Task statement —
A word-for-word copy of every entry below is required; the images do not belong in it.

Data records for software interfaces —

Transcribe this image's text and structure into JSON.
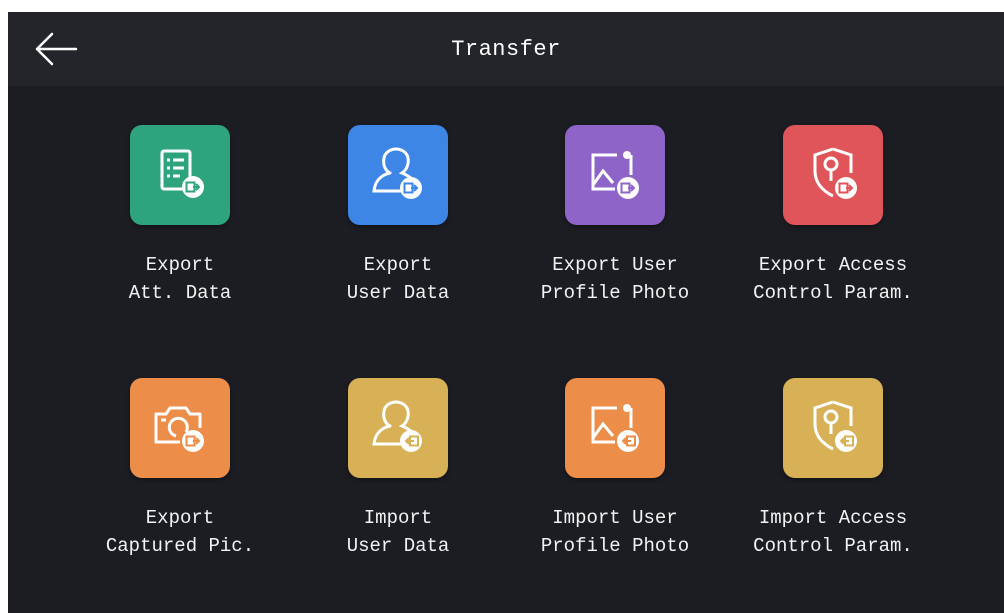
{
  "header": {
    "title": "Transfer",
    "back_icon": "arrow-left-icon"
  },
  "tiles": [
    {
      "id": "export-att-data",
      "line1": "Export",
      "line2": "Att. Data",
      "icon": "document-export-icon",
      "color": "#2ea47e"
    },
    {
      "id": "export-user-data",
      "line1": "Export",
      "line2": "User Data",
      "icon": "user-export-icon",
      "color": "#3d86e6"
    },
    {
      "id": "export-user-profile-photo",
      "line1": "Export User",
      "line2": "Profile Photo",
      "icon": "image-export-icon",
      "color": "#8e64c8"
    },
    {
      "id": "export-access-control-param",
      "line1": "Export Access",
      "line2": "Control Param.",
      "icon": "shield-export-icon",
      "color": "#e0555a"
    },
    {
      "id": "export-captured-pic",
      "line1": "Export",
      "line2": "Captured Pic.",
      "icon": "camera-export-icon",
      "color": "#ec8e4a"
    },
    {
      "id": "import-user-data",
      "line1": "Import",
      "line2": "User Data",
      "icon": "user-import-icon",
      "color": "#d8b055"
    },
    {
      "id": "import-user-profile-photo",
      "line1": "Import User",
      "line2": "Profile Photo",
      "icon": "image-import-icon",
      "color": "#ec8e4a"
    },
    {
      "id": "import-access-control-param",
      "line1": "Import Access",
      "line2": "Control Param.",
      "icon": "shield-import-icon",
      "color": "#d8b055"
    }
  ]
}
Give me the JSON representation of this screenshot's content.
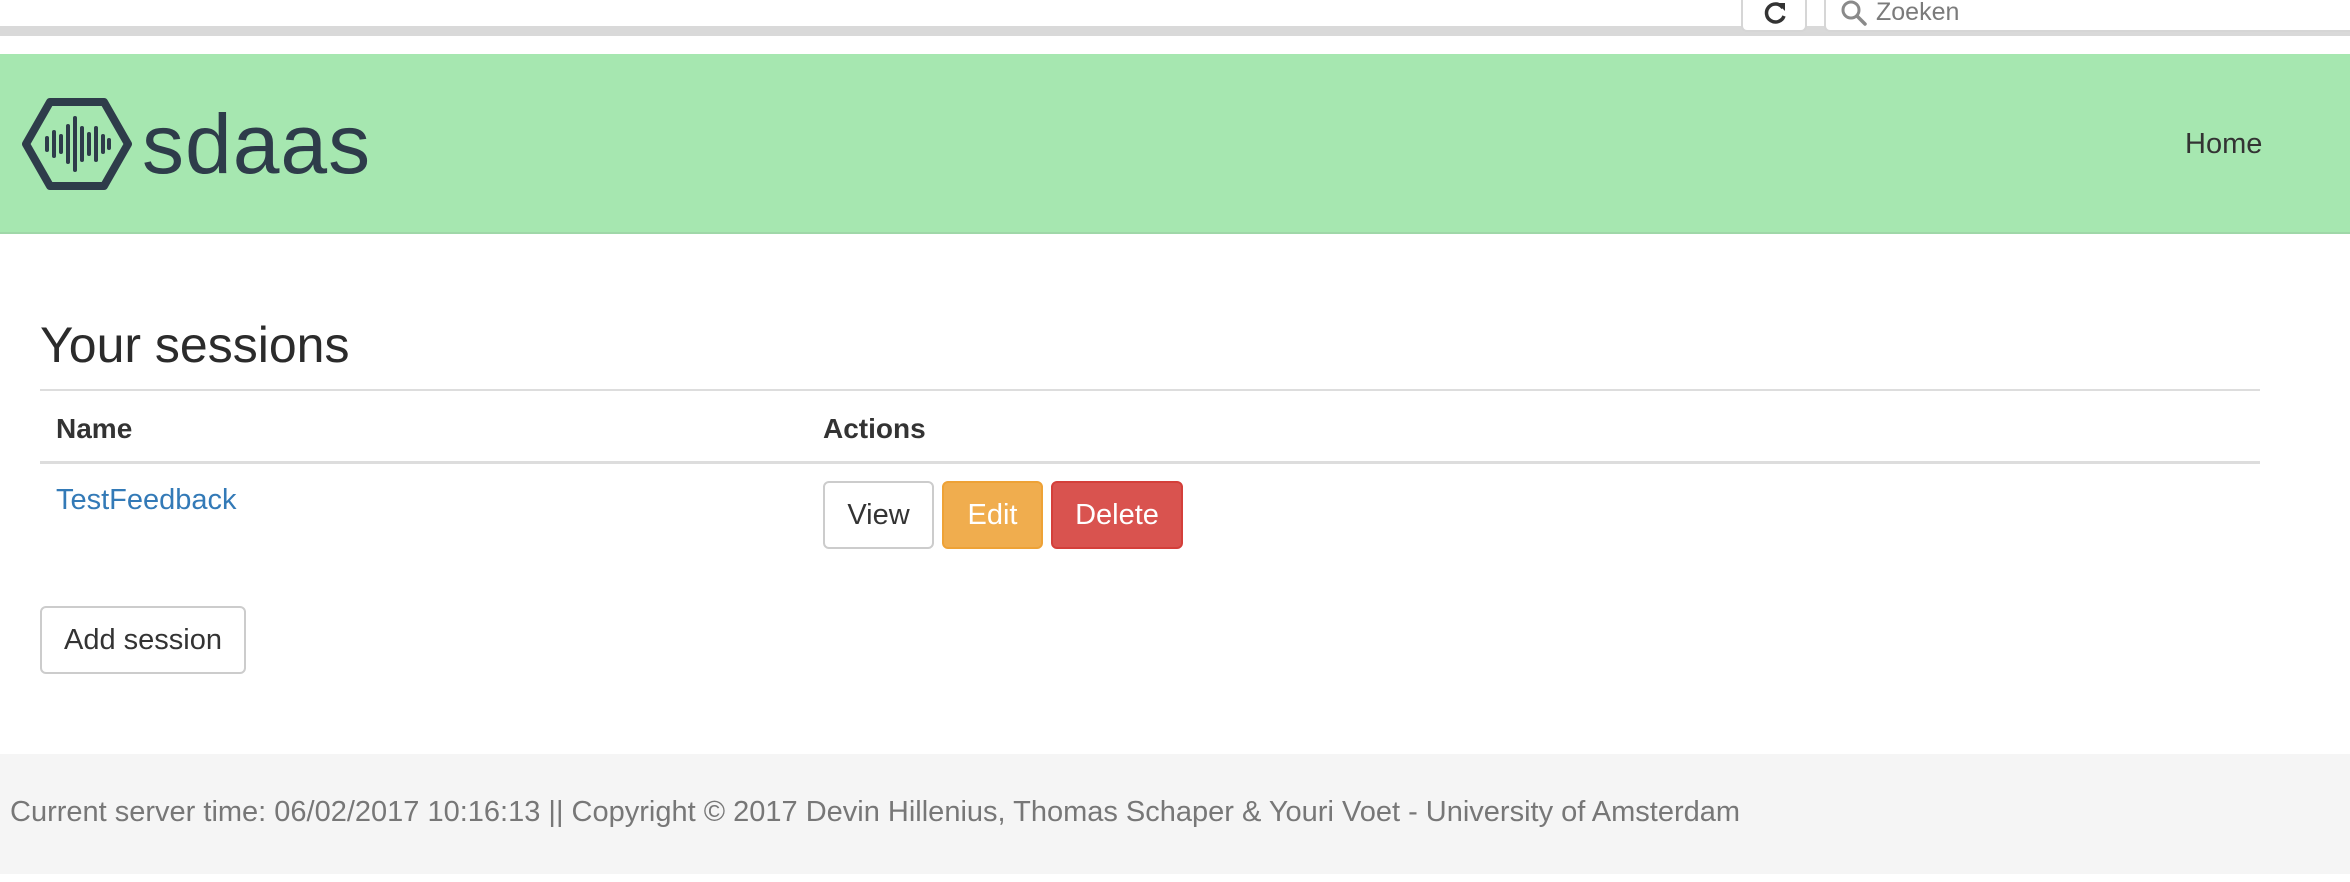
{
  "browser": {
    "search_placeholder": "Zoeken",
    "reload_icon": "reload-icon",
    "search_icon": "magnifier-icon"
  },
  "navbar": {
    "brand_name": "sdaas",
    "logo_icon": "hexagon-waveform-logo",
    "home_label": "Home",
    "background": "#a6e7b0"
  },
  "main": {
    "title": "Your sessions",
    "table": {
      "columns": [
        "Name",
        "Actions"
      ],
      "rows": [
        {
          "name": "TestFeedback",
          "actions": [
            "View",
            "Edit",
            "Delete"
          ]
        }
      ]
    },
    "add_label": "Add session"
  },
  "footer": {
    "text": "Current server time: 06/02/2017 10:16:13 || Copyright © 2017 Devin Hillenius, Thomas Schaper & Youri Voet - University of Amsterdam"
  },
  "colors": {
    "link": "#337ab7",
    "edit": "#f0ad4e",
    "delete": "#d9534f"
  }
}
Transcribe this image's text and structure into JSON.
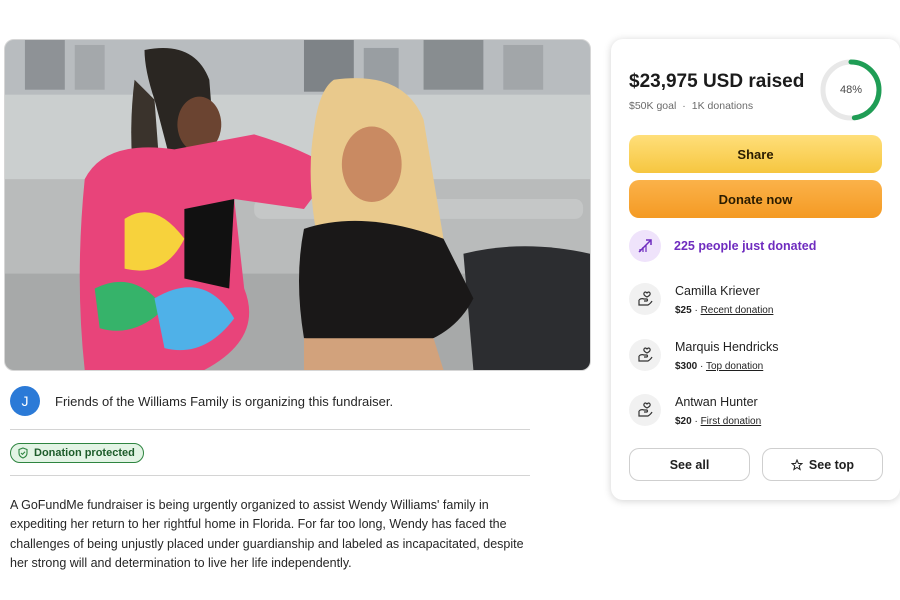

Answer for the task —
Transcribe this image's text and structure into JSON.
{
  "header": {
    "title": "Transfer",
    "back_icon": "arrow-left-icon"
  },
  "tiles": [
    {
      "id": "export-att-data",
      "line1": "Export",
      "line2": "Att. Data",
      "icon": "document-export-icon",
      "color": "#2ea47e"
    },
    {
      "id": "export-user-data",
      "line1": "Export",
      "line2": "User Data",
      "icon": "user-export-icon",
      "color": "#3d86e6"
    },
    {
      "id": "export-user-profile-photo",
      "line1": "Export User",
      "line2": "Profile Photo",
      "icon": "image-export-icon",
      "color": "#8e64c8"
    },
    {
      "id": "export-access-control-param",
      "line1": "Export Access",
      "line2": "Control Param.",
      "icon": "shield-export-icon",
      "color": "#e0555a"
    },
    {
      "id": "export-captured-pic",
      "line1": "Export",
      "line2": "Captured Pic.",
      "icon": "camera-export-icon",
      "color": "#ec8e4a"
    },
    {
      "id": "import-user-data",
      "line1": "Import",
      "line2": "User Data",
      "icon": "user-import-icon",
      "color": "#d8b055"
    },
    {
      "id": "import-user-profile-photo",
      "line1": "Import User",
      "line2": "Profile Photo",
      "icon": "image-import-icon",
      "color": "#ec8e4a"
    },
    {
      "id": "import-access-control-param",
      "line1": "Import Access",
      "line2": "Control Param.",
      "icon": "shield-import-icon",
      "color": "#d8b055"
    }
  ]
}
Give me the JSON representation of this screenshot's content.
{
  "browser": {
    "search_placeholder": "Zoeken",
    "reload_icon": "reload-icon",
    "search_icon": "magnifier-icon"
  },
  "navbar": {
    "brand_name": "sdaas",
    "logo_icon": "hexagon-waveform-logo",
    "home_label": "Home",
    "background": "#a6e7b0"
  },
  "main": {
    "title": "Your sessions",
    "table": {
      "columns": [
        "Name",
        "Actions"
      ],
      "rows": [
        {
          "name": "TestFeedback",
          "actions": [
            "View",
            "Edit",
            "Delete"
          ]
        }
      ]
    },
    "add_label": "Add session"
  },
  "footer": {
    "text": "Current server time: 06/02/2017 10:16:13 || Copyright © 2017 Devin Hillenius, Thomas Schaper & Youri Voet - University of Amsterdam"
  },
  "colors": {
    "link": "#337ab7",
    "edit": "#f0ad4e",
    "delete": "#d9534f"
  }
}
Transcribe this image's text and structure into JSON.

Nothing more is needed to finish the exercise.